— Work item —
Your answer should consist of each line below that includes the word "Directory".

— Data for review —
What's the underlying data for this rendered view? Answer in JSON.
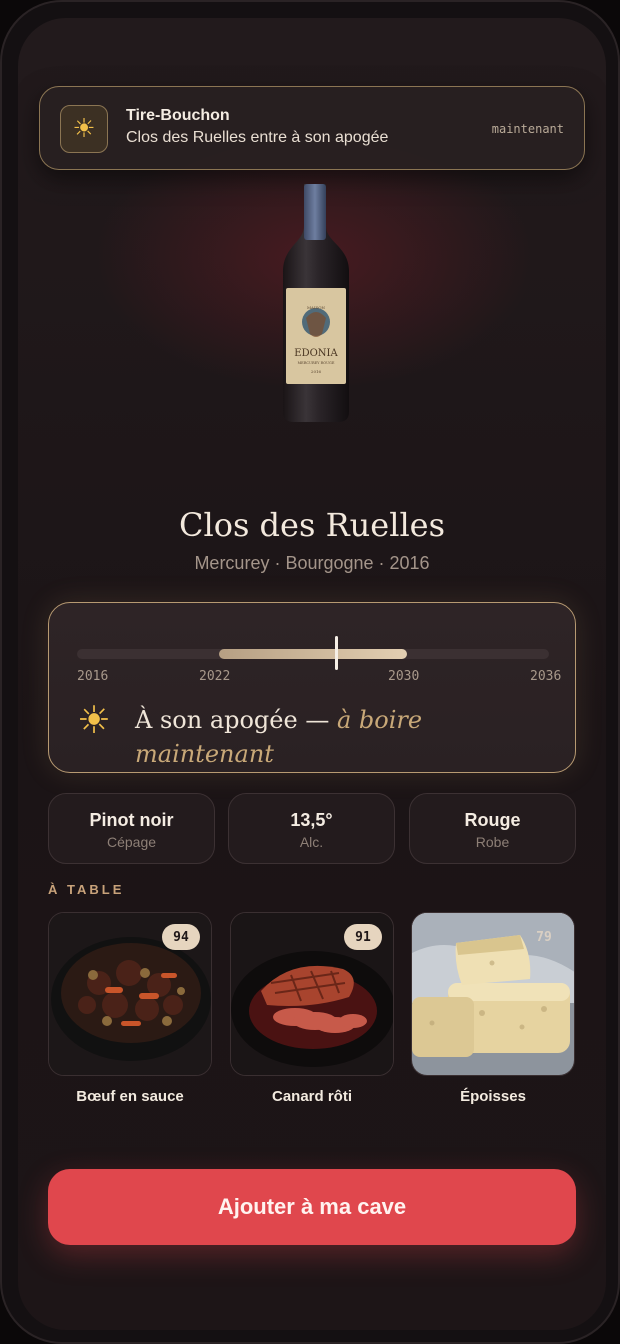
{
  "notification": {
    "app": "Tire-Bouchon",
    "message": "Clos des Ruelles entre à son apogée",
    "time": "maintenant",
    "icon": "sun-icon"
  },
  "wine": {
    "name": "Clos des Ruelles",
    "subtitle": "Mercurey · Bourgogne · 2016",
    "bottle_label": {
      "top": "MAISON",
      "name": "EDONIA",
      "line": "MERCUREY ROUGE",
      "year": "2016"
    }
  },
  "maturity": {
    "ticks": [
      "2016",
      "2022",
      "2030",
      "2036"
    ],
    "range_start": 2016,
    "range_end": 2036,
    "window_start": 2022,
    "window_end": 2030,
    "now": 2027,
    "icon": "sun-icon",
    "status": "À son apogée —",
    "advice": "à boire maintenant"
  },
  "stats": [
    {
      "value": "Pinot noir",
      "label": "Cépage"
    },
    {
      "value": "13,5°",
      "label": "Alc."
    },
    {
      "value": "Rouge",
      "label": "Robe"
    }
  ],
  "pairings_title": "À TABLE",
  "pairings": [
    {
      "name": "Bœuf en sauce",
      "score": "94"
    },
    {
      "name": "Canard rôti",
      "score": "91"
    },
    {
      "name": "Époisses",
      "score": "79"
    }
  ],
  "cta_label": "Ajouter à ma cave",
  "colors": {
    "accent": "#e0474d",
    "gold": "#c8a878",
    "sun": "#f2c04a"
  }
}
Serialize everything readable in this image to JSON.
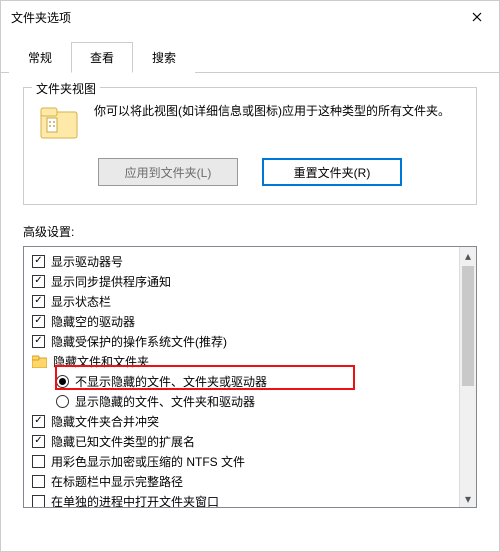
{
  "window": {
    "title": "文件夹选项"
  },
  "tabs": {
    "t0": "常规",
    "t1": "查看",
    "t2": "搜索",
    "active": 1
  },
  "group": {
    "title": "文件夹视图",
    "text": "你可以将此视图(如详细信息或图标)应用于这种类型的所有文件夹。",
    "apply_btn": "应用到文件夹(L)",
    "reset_btn": "重置文件夹(R)"
  },
  "adv": {
    "label": "高级设置:",
    "items": {
      "i0": "显示驱动器号",
      "i1": "显示同步提供程序通知",
      "i2": "显示状态栏",
      "i3": "隐藏空的驱动器",
      "i4": "隐藏受保护的操作系统文件(推荐)",
      "g0": "隐藏文件和文件夹",
      "r0": "不显示隐藏的文件、文件夹或驱动器",
      "r1": "显示隐藏的文件、文件夹和驱动器",
      "i5": "隐藏文件夹合并冲突",
      "i6": "隐藏已知文件类型的扩展名",
      "i7": "用彩色显示加密或压缩的 NTFS 文件",
      "i8": "在标题栏中显示完整路径",
      "i9": "在单独的进程中打开文件夹窗口"
    }
  }
}
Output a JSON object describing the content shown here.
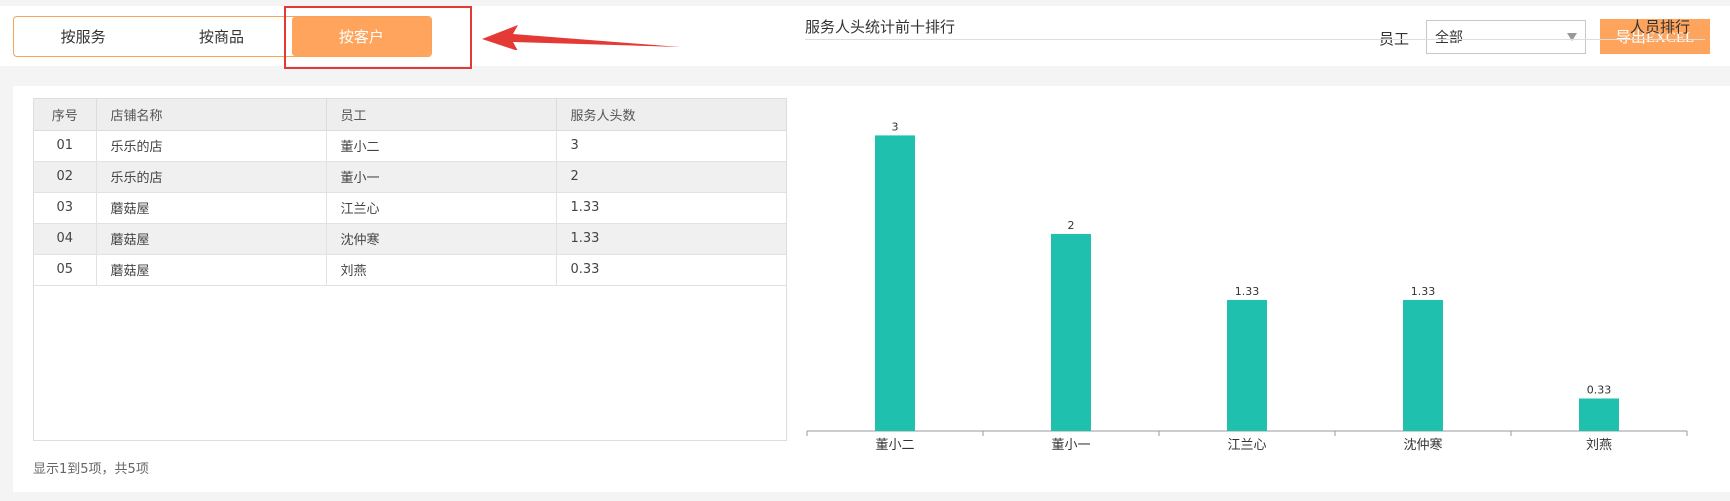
{
  "tabs": [
    {
      "label": "按服务",
      "active": false
    },
    {
      "label": "按商品",
      "active": false
    },
    {
      "label": "按客户",
      "active": true
    }
  ],
  "filter": {
    "label": "员工",
    "selected": "全部"
  },
  "export_label": "导出EXCEL",
  "colors": {
    "accent": "#ffa45c",
    "bar": "#1fc0ae",
    "highlight": "#e53935"
  },
  "table": {
    "headers": [
      "序号",
      "店铺名称",
      "员工",
      "服务人头数"
    ],
    "rows": [
      [
        "01",
        "乐乐的店",
        "董小二",
        "3"
      ],
      [
        "02",
        "乐乐的店",
        "董小一",
        "2"
      ],
      [
        "03",
        "蘑菇屋",
        "江兰心",
        "1.33"
      ],
      [
        "04",
        "蘑菇屋",
        "沈仲寒",
        "1.33"
      ],
      [
        "05",
        "蘑菇屋",
        "刘燕",
        "0.33"
      ]
    ]
  },
  "pagination_text": "显示1到5项，共5项",
  "chart_panel": {
    "title": "服务人头统计前十排行",
    "link": "人员排行"
  },
  "chart_data": {
    "type": "bar",
    "title": "服务人头统计前十排行",
    "categories": [
      "董小二",
      "董小一",
      "江兰心",
      "沈仲寒",
      "刘燕"
    ],
    "values": [
      3,
      2,
      1.33,
      1.33,
      0.33
    ],
    "value_labels": [
      "3",
      "2",
      "1.33",
      "1.33",
      "0.33"
    ],
    "xlabel": "",
    "ylabel": "",
    "ylim": [
      0,
      3.4
    ],
    "grid": false,
    "legend": "none"
  }
}
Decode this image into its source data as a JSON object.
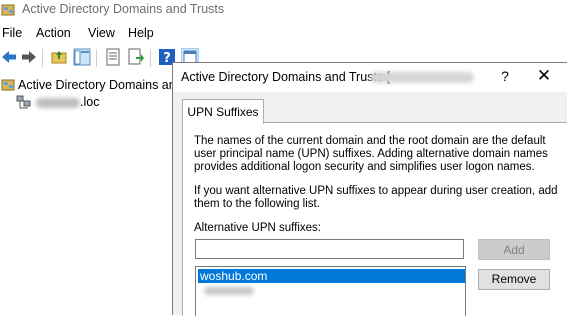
{
  "app": {
    "title": "Active Directory Domains and Trusts"
  },
  "menubar": {
    "items": [
      "File",
      "Action",
      "View",
      "Help"
    ]
  },
  "toolbar": {
    "icons": [
      "back-arrow-icon",
      "forward-arrow-icon",
      "up-folder-icon",
      "show-hide-tree-icon",
      "properties-icon",
      "export-list-icon",
      "help-icon",
      "console-view-icon"
    ]
  },
  "tree": {
    "root_label": "Active Directory Domains and",
    "child_label": ".loc"
  },
  "dialog": {
    "title": "Active Directory Domains and Trusts [ ",
    "help_glyph": "?",
    "close_glyph": "✕",
    "tab_label": "UPN Suffixes",
    "description1": "The names of the current domain and the root domain are the default user principal name (UPN) suffixes. Adding alternative domain names provides additional logon security and simplifies user logon names.",
    "description2": "If you want alternative UPN suffixes to appear during user creation, add them to the following list.",
    "alt_label": "Alternative UPN suffixes:",
    "input_value": "",
    "add_label": "Add",
    "remove_label": "Remove",
    "list": [
      {
        "text": "woshub.com",
        "selected": true
      },
      {
        "text": "",
        "selected": false
      }
    ]
  },
  "colors": {
    "selection": "#0078d7",
    "disabled_button": "#cccccc"
  }
}
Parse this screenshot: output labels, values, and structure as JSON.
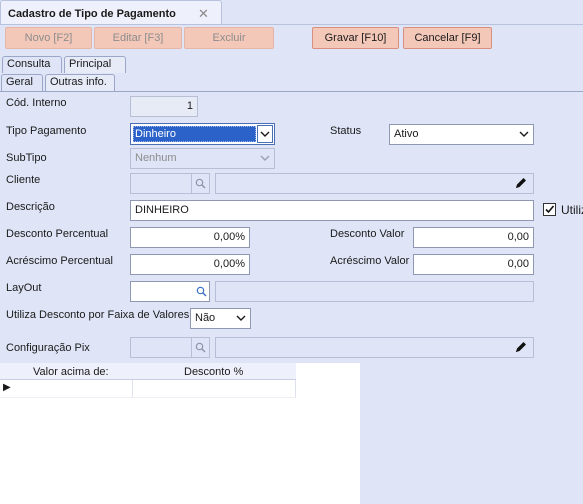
{
  "window": {
    "tab_title": "Cadastro de Tipo de Pagamento",
    "close_glyph": "✕"
  },
  "toolbar": {
    "novo": "Novo [F2]",
    "editar": "Editar [F3]",
    "excluir": "Excluir",
    "gravar": "Gravar [F10]",
    "cancelar": "Cancelar [F9]"
  },
  "tabs": {
    "consulta": "Consulta",
    "principal": "Principal",
    "geral": "Geral",
    "outras": "Outras info."
  },
  "form": {
    "cod_interno": {
      "label": "Cód. Interno",
      "value": "1"
    },
    "tipo_pagamento": {
      "label": "Tipo  Pagamento",
      "value": "Dinheiro"
    },
    "status": {
      "label": "Status",
      "value": "Ativo"
    },
    "subtipo": {
      "label": "SubTipo",
      "value": "Nenhum"
    },
    "cliente": {
      "label": "Cliente",
      "value": ""
    },
    "descricao": {
      "label": "Descrição",
      "value": "DINHEIRO"
    },
    "utiliza_checkbox": {
      "label": "Utiliz",
      "checked": true
    },
    "desconto_percentual": {
      "label": "Desconto Percentual",
      "value": "0,00%"
    },
    "desconto_valor": {
      "label": "Desconto Valor",
      "value": "0,00"
    },
    "acrescimo_percentual": {
      "label": "Acréscimo Percentual",
      "value": "0,00%"
    },
    "acrescimo_valor": {
      "label": "Acréscimo Valor",
      "value": "0,00"
    },
    "layout": {
      "label": "LayOut",
      "value": ""
    },
    "faixa_valores": {
      "label": "Utiliza Desconto por Faixa de Valores",
      "value": "Não"
    },
    "config_pix": {
      "label": "Configuração Pix",
      "value": ""
    }
  },
  "grid": {
    "columns": [
      "Valor acima de:",
      "Desconto %"
    ],
    "row_indicator": "▶"
  },
  "icons": {
    "search": "magnifier-icon",
    "edit": "pencil-icon",
    "dropdown": "chevron-down-icon"
  }
}
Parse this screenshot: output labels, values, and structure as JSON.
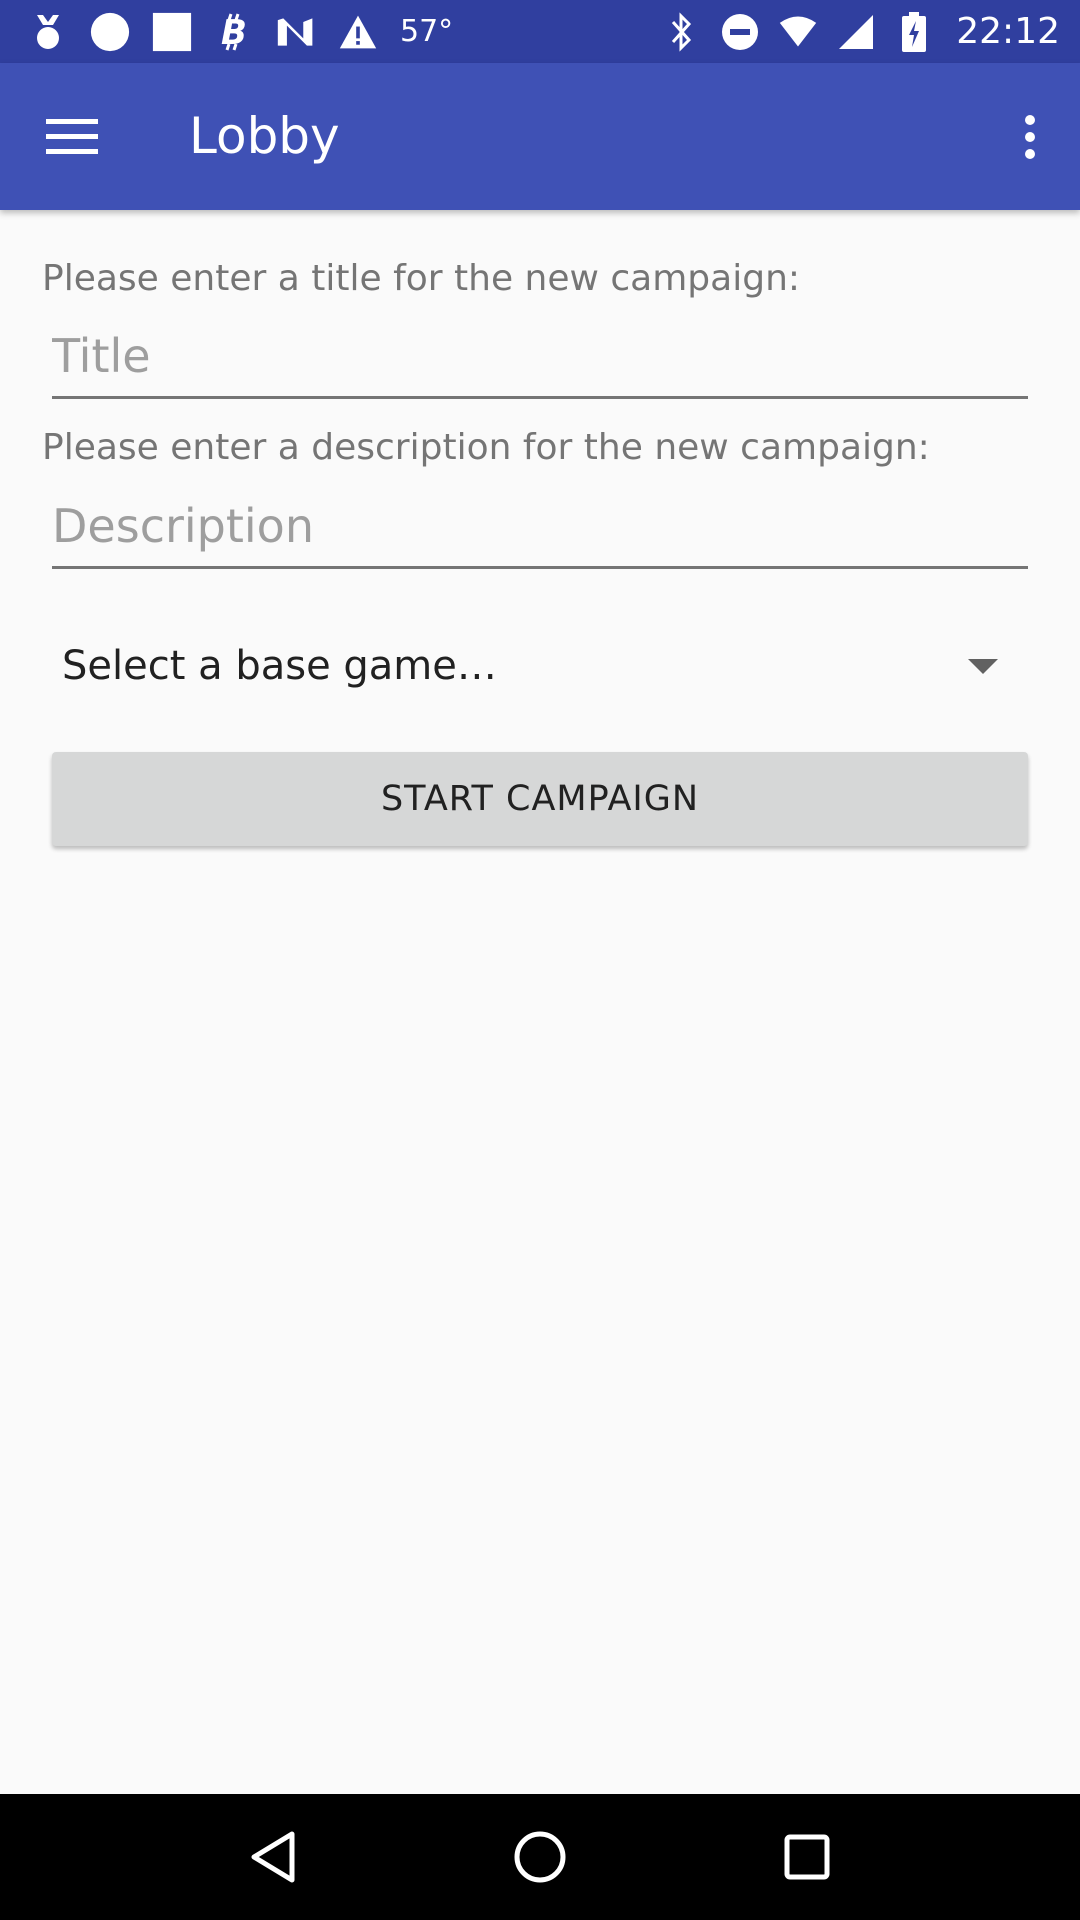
{
  "status_bar": {
    "temperature": "57°",
    "clock": "22:12",
    "left_icons": [
      "medal-icon",
      "circle-icon",
      "square-icon",
      "bitcoin-icon",
      "n-logo-icon",
      "warning-icon"
    ],
    "right_icons": [
      "bluetooth-icon",
      "do-not-disturb-icon",
      "wifi-icon",
      "cell-signal-icon",
      "battery-charging-icon"
    ]
  },
  "app_bar": {
    "title": "Lobby",
    "menu_icon": "hamburger-menu-icon",
    "overflow_icon": "more-vert-icon",
    "color": "#3f51b5",
    "status_color": "#303f9f"
  },
  "form": {
    "title_label": "Please enter a title for the new campaign:",
    "title_placeholder": "Title",
    "title_value": "",
    "description_label": "Please enter a description for the new campaign:",
    "description_placeholder": "Description",
    "description_value": "",
    "base_game_selected": "Select a base game…",
    "start_button_label": "START CAMPAIGN"
  },
  "nav_bar": {
    "back_icon": "back-triangle-icon",
    "home_icon": "home-circle-icon",
    "recents_icon": "recents-square-icon"
  }
}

— Task solution —
    "title": "Active Directory Domains and Trusts"
    "root_label": "Active Directory Domains and",
    "title": "Active Directory Domains and Trusts [ ",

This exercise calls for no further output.